Preparing for Labour
Then: We toured the hospital and the birth centre. We read Ina May Gaskin’s books. We had intellectual discussions about the pros and cons of epidurals, catheters, and other potential medical interventions. We formed carefully-researched opinions. And then the baby came in it’s own way, with twists and turns of events that led to his own birth story.
Now: Recently, a first time mom friend explained how her priority for her upcoming labour was a water birth at the birth centre. On this, she was not willing to compromise. She asked me where I wanted to labour and deliver and I shrugged. I have preferences, theoretically (not in the car) but nothing I’m going to mourn if it doesn’t come to pass. I now liken childbirth to a kiss on New Year’s Eve: you know it’s going to happen, but you can’t know or plan for the minutia of the experience itself. And I feel perfectly comfortable with that.
The baby will be born. I will love it. It will graduate high school some day. These are the broad strokes in which I’m thinking about childbirth this time around. And I’m not about to question why, for the first time in my life, my brain has chosen to take a zen approach to a major life event. Just trying to enjoy the lack of anxiety.
My doula says you earn the first birth and you deserve the second. Here’s hoping. But if not, that’s okay. It might be awful, but then it will be over.
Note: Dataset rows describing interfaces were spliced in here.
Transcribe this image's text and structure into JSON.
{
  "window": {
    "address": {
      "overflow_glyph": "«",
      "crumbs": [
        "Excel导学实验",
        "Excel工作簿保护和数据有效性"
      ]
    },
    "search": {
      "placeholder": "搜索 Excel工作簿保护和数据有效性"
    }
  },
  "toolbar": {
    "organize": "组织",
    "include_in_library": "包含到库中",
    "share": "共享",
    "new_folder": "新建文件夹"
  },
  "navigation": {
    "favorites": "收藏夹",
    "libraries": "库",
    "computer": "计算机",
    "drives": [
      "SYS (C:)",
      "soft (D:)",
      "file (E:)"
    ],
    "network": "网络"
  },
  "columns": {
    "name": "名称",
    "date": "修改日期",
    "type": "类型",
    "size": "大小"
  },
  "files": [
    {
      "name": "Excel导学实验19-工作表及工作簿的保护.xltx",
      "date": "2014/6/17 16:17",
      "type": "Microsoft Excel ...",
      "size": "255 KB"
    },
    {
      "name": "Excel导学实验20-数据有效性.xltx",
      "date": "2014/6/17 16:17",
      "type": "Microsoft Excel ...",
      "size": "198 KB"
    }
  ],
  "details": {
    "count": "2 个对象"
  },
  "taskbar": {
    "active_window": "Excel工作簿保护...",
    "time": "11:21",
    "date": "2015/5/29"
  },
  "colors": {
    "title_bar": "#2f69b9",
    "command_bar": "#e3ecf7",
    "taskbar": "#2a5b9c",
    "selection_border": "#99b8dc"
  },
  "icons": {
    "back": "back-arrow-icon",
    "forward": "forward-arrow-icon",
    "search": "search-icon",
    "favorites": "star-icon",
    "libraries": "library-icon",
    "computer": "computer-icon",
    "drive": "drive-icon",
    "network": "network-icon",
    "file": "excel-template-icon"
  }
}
How the Mighty Have Fallen
Overall, despite the back pain, the puke and rallying, and the extreme lack of preparedness, I have preferred this pregnancy to my last. I do not need another reason to be self-focussed or self-congratulatory, so having this pregnancy march along quietly has been a blessing. There has been less glamour, but also less fear.
This pregnancy, like everything since the last one ended, and probably all things to come, has not been about me as a sacred vessel to be coddled. It’s been about us, as a family, growing bigger and stronger.
Yes, the mighty have fallen. But sometimes, the fall makes us mightier.